Nestled in the shadows east of Baxter State Park, Katahdin Woods and Waters National Monument has remained relatively wild since its designation by President Obama in 2016. Sparse infrastructure throughout the monument’s 87,500 acres, much of which once served the area’s logging industry, offers minimal support for outdoor recreation.
In order to make the monument more accessible to outdoor lovers, the National Park Service has contracted AMC to build a series of hiking trails, each about 1 to 2 miles out from the main Loop Road, allowing visitors access to some of these otherwise remote locations.

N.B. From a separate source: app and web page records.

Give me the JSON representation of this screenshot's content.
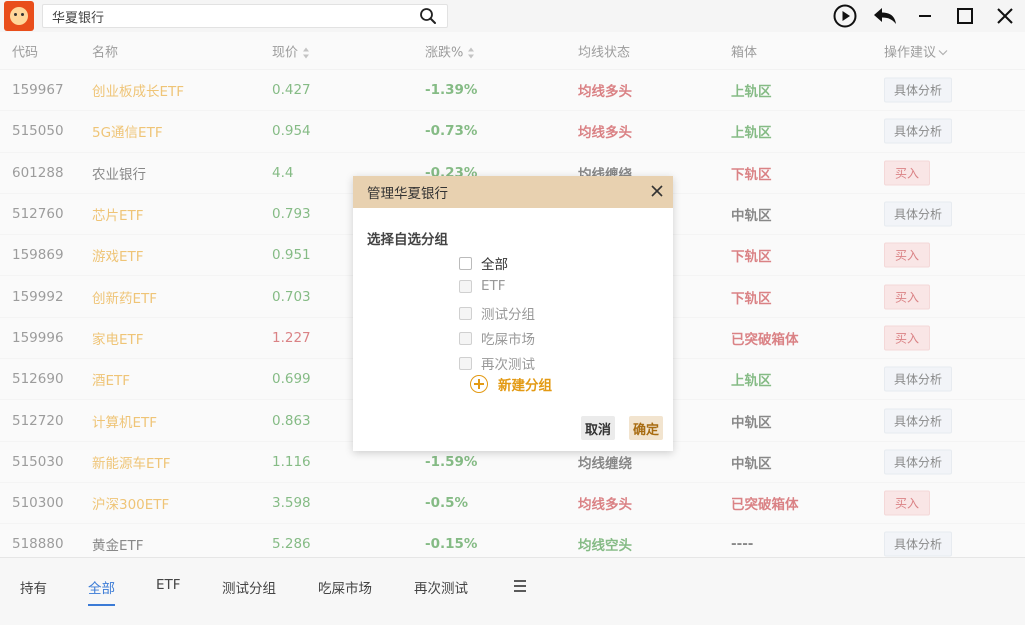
{
  "search": {
    "value": "华夏银行"
  },
  "window": {
    "play_icon": "play-circle-icon",
    "back_icon": "undo-arrow-icon",
    "minimize_icon": "minimize-icon",
    "maximize_icon": "maximize-icon",
    "close_icon": "close-icon"
  },
  "table": {
    "headers": {
      "code": "代码",
      "name": "名称",
      "price": "现价",
      "change": "涨跌%",
      "ma": "均线状态",
      "box": "箱体",
      "action": "操作建议"
    },
    "rows": [
      {
        "code": "159967",
        "name": "创业板成长ETF",
        "name_color": "#e39a14",
        "price": "0.427",
        "price_color": "#2d8a2d",
        "change": "-1.39%",
        "change_color": "#2d8a2d",
        "ma": "均线多头",
        "ma_color": "#c0282d",
        "box": "上轨区",
        "box_color": "#2d8a2d",
        "action": "具体分析",
        "action_type": "a"
      },
      {
        "code": "515050",
        "name": "5G通信ETF",
        "name_color": "#e39a14",
        "price": "0.954",
        "price_color": "#2d8a2d",
        "change": "-0.73%",
        "change_color": "#2d8a2d",
        "ma": "均线多头",
        "ma_color": "#c0282d",
        "box": "上轨区",
        "box_color": "#2d8a2d",
        "action": "具体分析",
        "action_type": "a"
      },
      {
        "code": "601288",
        "name": "农业银行",
        "name_color": "#333333",
        "price": "4.4",
        "price_color": "#2d8a2d",
        "change": "-0.23%",
        "change_color": "#2d8a2d",
        "ma": "均线缠绕",
        "ma_color": "#333333",
        "box": "下轨区",
        "box_color": "#c0282d",
        "action": "买入",
        "action_type": "b"
      },
      {
        "code": "512760",
        "name": "芯片ETF",
        "name_color": "#e39a14",
        "price": "0.793",
        "price_color": "#2d8a2d",
        "change": "",
        "change_color": "#2d8a2d",
        "ma": "",
        "ma_color": "#333333",
        "box": "中轨区",
        "box_color": "#333333",
        "action": "具体分析",
        "action_type": "a"
      },
      {
        "code": "159869",
        "name": "游戏ETF",
        "name_color": "#e39a14",
        "price": "0.951",
        "price_color": "#2d8a2d",
        "change": "",
        "change_color": "#2d8a2d",
        "ma": "",
        "ma_color": "#333333",
        "box": "下轨区",
        "box_color": "#c0282d",
        "action": "买入",
        "action_type": "b"
      },
      {
        "code": "159992",
        "name": "创新药ETF",
        "name_color": "#e39a14",
        "price": "0.703",
        "price_color": "#2d8a2d",
        "change": "",
        "change_color": "#2d8a2d",
        "ma": "",
        "ma_color": "#333333",
        "box": "下轨区",
        "box_color": "#c0282d",
        "action": "买入",
        "action_type": "b"
      },
      {
        "code": "159996",
        "name": "家电ETF",
        "name_color": "#e39a14",
        "price": "1.227",
        "price_color": "#c0282d",
        "change": "",
        "change_color": "#c0282d",
        "ma": "",
        "ma_color": "#333333",
        "box": "已突破箱体",
        "box_color": "#c0282d",
        "action": "买入",
        "action_type": "b"
      },
      {
        "code": "512690",
        "name": "酒ETF",
        "name_color": "#e39a14",
        "price": "0.699",
        "price_color": "#2d8a2d",
        "change": "",
        "change_color": "#2d8a2d",
        "ma": "",
        "ma_color": "#333333",
        "box": "上轨区",
        "box_color": "#2d8a2d",
        "action": "具体分析",
        "action_type": "a"
      },
      {
        "code": "512720",
        "name": "计算机ETF",
        "name_color": "#e39a14",
        "price": "0.863",
        "price_color": "#2d8a2d",
        "change": "",
        "change_color": "#2d8a2d",
        "ma": "",
        "ma_color": "#333333",
        "box": "中轨区",
        "box_color": "#333333",
        "action": "具体分析",
        "action_type": "a"
      },
      {
        "code": "515030",
        "name": "新能源车ETF",
        "name_color": "#e39a14",
        "price": "1.116",
        "price_color": "#2d8a2d",
        "change": "-1.59%",
        "change_color": "#2d8a2d",
        "ma": "均线缠绕",
        "ma_color": "#333333",
        "box": "中轨区",
        "box_color": "#333333",
        "action": "具体分析",
        "action_type": "a"
      },
      {
        "code": "510300",
        "name": "沪深300ETF",
        "name_color": "#e39a14",
        "price": "3.598",
        "price_color": "#2d8a2d",
        "change": "-0.5%",
        "change_color": "#2d8a2d",
        "ma": "均线多头",
        "ma_color": "#c0282d",
        "box": "已突破箱体",
        "box_color": "#c0282d",
        "action": "买入",
        "action_type": "b"
      },
      {
        "code": "518880",
        "name": "黄金ETF",
        "name_color": "#333333",
        "price": "5.286",
        "price_color": "#2d8a2d",
        "change": "-0.15%",
        "change_color": "#2d8a2d",
        "ma": "均线空头",
        "ma_color": "#2d8a2d",
        "box": "----",
        "box_color": "#333333",
        "action": "具体分析",
        "action_type": "a"
      }
    ]
  },
  "tabs": [
    {
      "label": "持有",
      "active": false
    },
    {
      "label": "全部",
      "active": true
    },
    {
      "label": "ETF",
      "active": false
    },
    {
      "label": "测试分组",
      "active": false
    },
    {
      "label": "吃屎市场",
      "active": false
    },
    {
      "label": "再次测试",
      "active": false
    }
  ],
  "tabs_menu_icon": "hamburger-menu-icon",
  "modal": {
    "title": "管理华夏银行",
    "section_label": "选择自选分组",
    "options": [
      {
        "label": "全部",
        "enabled": true
      },
      {
        "label": "ETF",
        "enabled": false
      },
      {
        "label": "测试分组",
        "enabled": false
      },
      {
        "label": "吃屎市场",
        "enabled": false
      },
      {
        "label": "再次测试",
        "enabled": false
      }
    ],
    "new_group_label": "新建分组",
    "cancel_label": "取消",
    "ok_label": "确定"
  }
}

“People are most comfortable when they know there are signs and places to stay,” says Kaitlyn Bernard, AMC’s Maine policy manager. “Right now, Katahdin Woods and Waters is pretty wild, so the more we can do and the more options we provide, the more we can get visitors to come back again and again.”

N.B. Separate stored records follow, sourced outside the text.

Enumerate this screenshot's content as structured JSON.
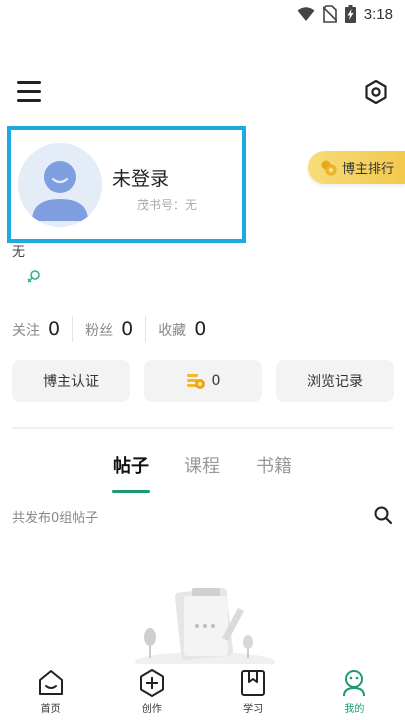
{
  "status_bar": {
    "time": "3:18",
    "icons": [
      "wifi-icon",
      "no-sim-icon",
      "battery-charging-icon"
    ]
  },
  "header": {
    "menu_icon": "hamburger-menu-icon",
    "settings_icon": "hexagon-settings-icon"
  },
  "profile": {
    "name": "未登录",
    "id_text": "茂书号：无",
    "bio": "无",
    "rank_button": "博主排行"
  },
  "stats": [
    {
      "label": "关注",
      "value": "0"
    },
    {
      "label": "粉丝",
      "value": "0"
    },
    {
      "label": "收藏",
      "value": "0"
    }
  ],
  "actions": {
    "certify": "博主认证",
    "coins": "0",
    "history": "浏览记录"
  },
  "tabs": [
    {
      "label": "帖子",
      "active": true
    },
    {
      "label": "课程",
      "active": false
    },
    {
      "label": "书籍",
      "active": false
    }
  ],
  "posts": {
    "count_text": "共发布0组帖子"
  },
  "bottom_nav": [
    {
      "label": "首页",
      "icon": "home-icon",
      "active": false
    },
    {
      "label": "创作",
      "icon": "create-plus-icon",
      "active": false
    },
    {
      "label": "学习",
      "icon": "bookmark-book-icon",
      "active": false
    },
    {
      "label": "我的",
      "icon": "profile-face-icon",
      "active": true
    }
  ],
  "colors": {
    "accent": "#1b9a74",
    "highlight_border": "#1ea9e0",
    "rank_gold": "#f3c94d"
  }
}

To date, development has been limited to a 16-mile dirt road looping through the park’s southern portion, with access points to lookouts and to the start of other trails. Without a welcome center or onsite staff, visitors may find the area daunting to explore.
“Some of our work will be to re-route or reconstruct existing trails, trying to make them more sustainable,” says Andrew Norkin, AMC’s director of trails and recreation management. “We’ll also be creating a new trail to Deasey Pond and building a boardwalk system for the last 100 to 200 feet leading up to a viewing platform.”

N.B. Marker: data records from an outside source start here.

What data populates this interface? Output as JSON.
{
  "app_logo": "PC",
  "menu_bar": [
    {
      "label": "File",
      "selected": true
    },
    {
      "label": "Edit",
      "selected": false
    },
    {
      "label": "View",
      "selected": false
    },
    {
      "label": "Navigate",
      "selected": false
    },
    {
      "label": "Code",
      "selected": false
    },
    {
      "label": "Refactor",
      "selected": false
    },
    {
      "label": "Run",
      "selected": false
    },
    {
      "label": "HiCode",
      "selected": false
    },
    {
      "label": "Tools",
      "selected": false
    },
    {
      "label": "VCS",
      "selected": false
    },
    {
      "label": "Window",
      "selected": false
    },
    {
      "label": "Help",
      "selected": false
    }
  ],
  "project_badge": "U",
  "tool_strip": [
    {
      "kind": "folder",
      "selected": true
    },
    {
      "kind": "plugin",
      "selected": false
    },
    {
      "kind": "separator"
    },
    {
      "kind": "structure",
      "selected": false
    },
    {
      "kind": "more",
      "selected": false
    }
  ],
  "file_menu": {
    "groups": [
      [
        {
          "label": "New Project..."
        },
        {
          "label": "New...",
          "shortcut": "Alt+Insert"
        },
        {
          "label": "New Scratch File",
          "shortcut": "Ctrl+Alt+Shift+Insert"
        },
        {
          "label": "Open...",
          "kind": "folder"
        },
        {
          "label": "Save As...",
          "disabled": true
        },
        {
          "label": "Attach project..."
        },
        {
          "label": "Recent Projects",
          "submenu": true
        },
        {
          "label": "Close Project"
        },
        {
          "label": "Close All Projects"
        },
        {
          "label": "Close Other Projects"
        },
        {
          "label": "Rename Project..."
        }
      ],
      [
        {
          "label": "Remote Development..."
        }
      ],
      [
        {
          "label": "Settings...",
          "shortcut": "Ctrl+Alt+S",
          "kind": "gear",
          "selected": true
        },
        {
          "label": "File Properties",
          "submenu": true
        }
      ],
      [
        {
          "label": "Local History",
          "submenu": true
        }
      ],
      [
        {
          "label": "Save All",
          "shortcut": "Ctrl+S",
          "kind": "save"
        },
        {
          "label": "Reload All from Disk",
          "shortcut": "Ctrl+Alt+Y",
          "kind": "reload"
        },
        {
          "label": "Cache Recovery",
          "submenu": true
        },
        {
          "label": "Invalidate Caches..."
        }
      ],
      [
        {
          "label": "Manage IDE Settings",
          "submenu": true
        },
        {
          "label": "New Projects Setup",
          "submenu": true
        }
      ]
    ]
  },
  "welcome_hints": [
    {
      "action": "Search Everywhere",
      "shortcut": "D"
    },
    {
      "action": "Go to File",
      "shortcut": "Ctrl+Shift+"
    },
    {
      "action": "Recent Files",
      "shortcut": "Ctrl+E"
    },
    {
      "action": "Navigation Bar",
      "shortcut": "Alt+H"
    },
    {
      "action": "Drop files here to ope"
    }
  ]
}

To get started, AMC’s trail crew will build three shorter trails over an initial 15-week period, starting in October 2018, with further work through fall 2019. In addition to the Deasey Pond trail, the project includes an Americans with Disabilities Act-compliant trail to Lynx Pond, with a viewing platform at its terminus. “We will be constructing trails for all abilities, with some being less than 0.25-mile long, while others will be upwards of 1.5 miles long,” Norkin says.
Although Katahdin Woods and Waters is part of the National Park Service, the property shares many of the same recreation and conservation goals as AMC’s neighboring 75,000-acre Maine Woods Initiative, which celebrates its 15th anniversary in 2019. Tim Hudson, superintendent of Katahdin Woods and Waters, recognizes and appreciates that alignment: “We knew they had built trails south of us, and we wanted to work with AMC and youth crews in the area.”
That trust is due, in part, to AMC’s long history of trail building along the East Coast, as well as to AMC’s more recent focus on erosion prevention and sustainability. “Most of the trails in New Hampshire’s White Mountains were built in the late 1800s to mid-1900s, and there wasn’t much thought given to the number of people that would pass through,” Norkin says. “At AMC, we realize it is our job to regenerate trails and avoid erosion, putting things into place that could avoid those problems.”
AMC building trails in Katahdin Woods and Waters will benefit the surrounding communities, as well. “This is a region of the state that has seen dramatic economic shifts in the past few decades,” says Andrew Bossie, executive director of Friends of Katahdin Woods and Waters. “What Katahdin Woods and Waters offers for the region are some really great outdoor tourism and recreation opportunities.”
The current effort is only the beginning. “As the management plan begins to scope out, we’ll see more opportunities,” Bernard says. “This first project is an important step in the right direction. We want to make the monument more user-friendly and more established, and we want to show that AMC is invested.”